Write out each record exactly as it stands. No pictures belong in the copy.

*** Opening of Given data ***

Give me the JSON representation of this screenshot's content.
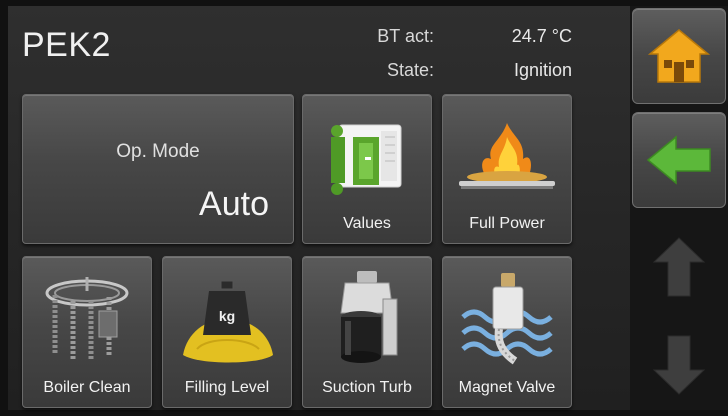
{
  "header": {
    "title": "PEK2",
    "bt_label": "BT act:",
    "bt_value": "24.7 °C",
    "state_label": "State:",
    "state_value": "Ignition"
  },
  "tiles": {
    "op_mode": {
      "label": "Op. Mode",
      "value": "Auto"
    },
    "values": {
      "label": "Values",
      "icon": "values-icon"
    },
    "full_power": {
      "label": "Full Power",
      "icon": "flame-icon"
    },
    "boiler_clean": {
      "label": "Boiler Clean",
      "icon": "boiler-clean-icon"
    },
    "filling_level": {
      "label": "Filling Level",
      "icon": "weight-icon"
    },
    "suction_turb": {
      "label": "Suction Turb",
      "icon": "suction-turbine-icon"
    },
    "magnet_valve": {
      "label": "Magnet Valve",
      "icon": "magnet-valve-icon"
    }
  },
  "sidebar": {
    "home": {
      "icon": "home-icon",
      "color": "#f2a81d"
    },
    "back": {
      "icon": "back-arrow-icon",
      "color": "#5cb83a"
    },
    "up": {
      "icon": "up-arrow-icon"
    },
    "down": {
      "icon": "down-arrow-icon"
    }
  }
}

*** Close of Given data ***

Solution:
Give me the JSON representation of this screenshot's content.
{
  "header": {
    "title": "PEK2",
    "bt_label": "BT act:",
    "bt_value": "24.7 °C",
    "state_label": "State:",
    "state_value": "Ignition"
  },
  "tiles": {
    "op_mode": {
      "label": "Op. Mode",
      "value": "Auto"
    },
    "values": {
      "label": "Values",
      "icon": "values-icon"
    },
    "full_power": {
      "label": "Full Power",
      "icon": "flame-icon"
    },
    "boiler_clean": {
      "label": "Boiler Clean",
      "icon": "boiler-clean-icon"
    },
    "filling_level": {
      "label": "Filling Level",
      "icon": "weight-icon"
    },
    "suction_turb": {
      "label": "Suction Turb",
      "icon": "suction-turbine-icon"
    },
    "magnet_valve": {
      "label": "Magnet Valve",
      "icon": "magnet-valve-icon"
    }
  },
  "sidebar": {
    "home": {
      "icon": "home-icon",
      "color": "#f2a81d"
    },
    "back": {
      "icon": "back-arrow-icon",
      "color": "#5cb83a"
    },
    "up": {
      "icon": "up-arrow-icon"
    },
    "down": {
      "icon": "down-arrow-icon"
    }
  }
}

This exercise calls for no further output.